Atty. Jude Sabio told CNN Philippines’ News Night on Thursday that President Rodrigo Duterte’s “open hostility” toward the United Nations (UN) and the ICC means the principle of complementarity will work on the case.

“This will speed up the criminal investigation because what Duterte is doing has foreclosed any real possibility of investigation by the UN, and even by this government,” Sabio said.

The ICC is an intergovernmental organization that investigates cases of genocide, war crimes, crimes against humanity, and crimes of aggression.

It was meant to be a court of last resort when local courts of its state parties are incapable or unwilling to act on such matters.
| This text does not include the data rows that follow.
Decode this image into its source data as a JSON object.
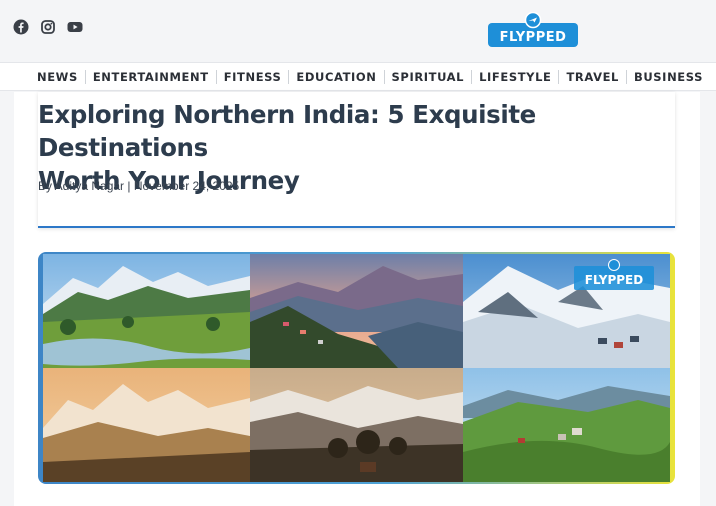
{
  "social": {
    "icons": [
      "facebook-icon",
      "instagram-icon",
      "youtube-icon"
    ]
  },
  "brand": {
    "logo_text": "FLYPPED",
    "color": "#1e8fd8"
  },
  "nav": {
    "items": [
      "NEWS",
      "ENTERTAINMENT",
      "FITNESS",
      "EDUCATION",
      "SPIRITUAL",
      "LIFESTYLE",
      "TRAVEL",
      "BUSINESS"
    ]
  },
  "article": {
    "title_line1": "Exploring Northern India: 5 Exquisite Destinations",
    "title_line2": "Worth Your Journey",
    "byline": "By Aditya Nagar | November 24, 2025",
    "accent_color": "#2d78c8"
  },
  "hero": {
    "watermark_text": "FLYPPED",
    "tiles": [
      "river-valley",
      "sunset-ridge",
      "snow-village",
      "golden-peaks",
      "forest-dusk",
      "green-hills"
    ]
  }
}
The ICC earlier announced it would begin preliminary examination on the administration's controversial war on drugs, in response to a communication filed by Sabio in April 2017.

“I think that the criminal investigation will commence in six months, or within the year. The preliminary examination was done in record speed. It was done in nine months,” Sabio said.

He added the country’s withdrawal from the Rome Statute will have no legal effect on the jurisdiction of the ICC, citing the treaty’s provisions on withdrawal.

“It will only mean that it is an attempt, an ingenious ploy or a subtle subterfuge to evade the investigation by the ICC, or ultimately, to evade liability,” Sabio said.

Chief Presidential Legal Counsel Salvador Panelo, however, insisted Duterte is not afraid of the ICC’s investigation.

“As far as the President is concerned, tama na yan. Masyado nang... alam mo tama ang Presidente. Why are you subjecting me with all this? When in the first place wala naman kayong jurisdiction sa akin?” Panelo said.

He also claimed the Philippines’ withdrawal from the ICC is effective immediately, and does not need the Senate’s concurrence.

Article 127 of the Rome Statute states that “the withdrawal shall take effect one year after the date of receipt of the notification, unless the notification specifies a later date."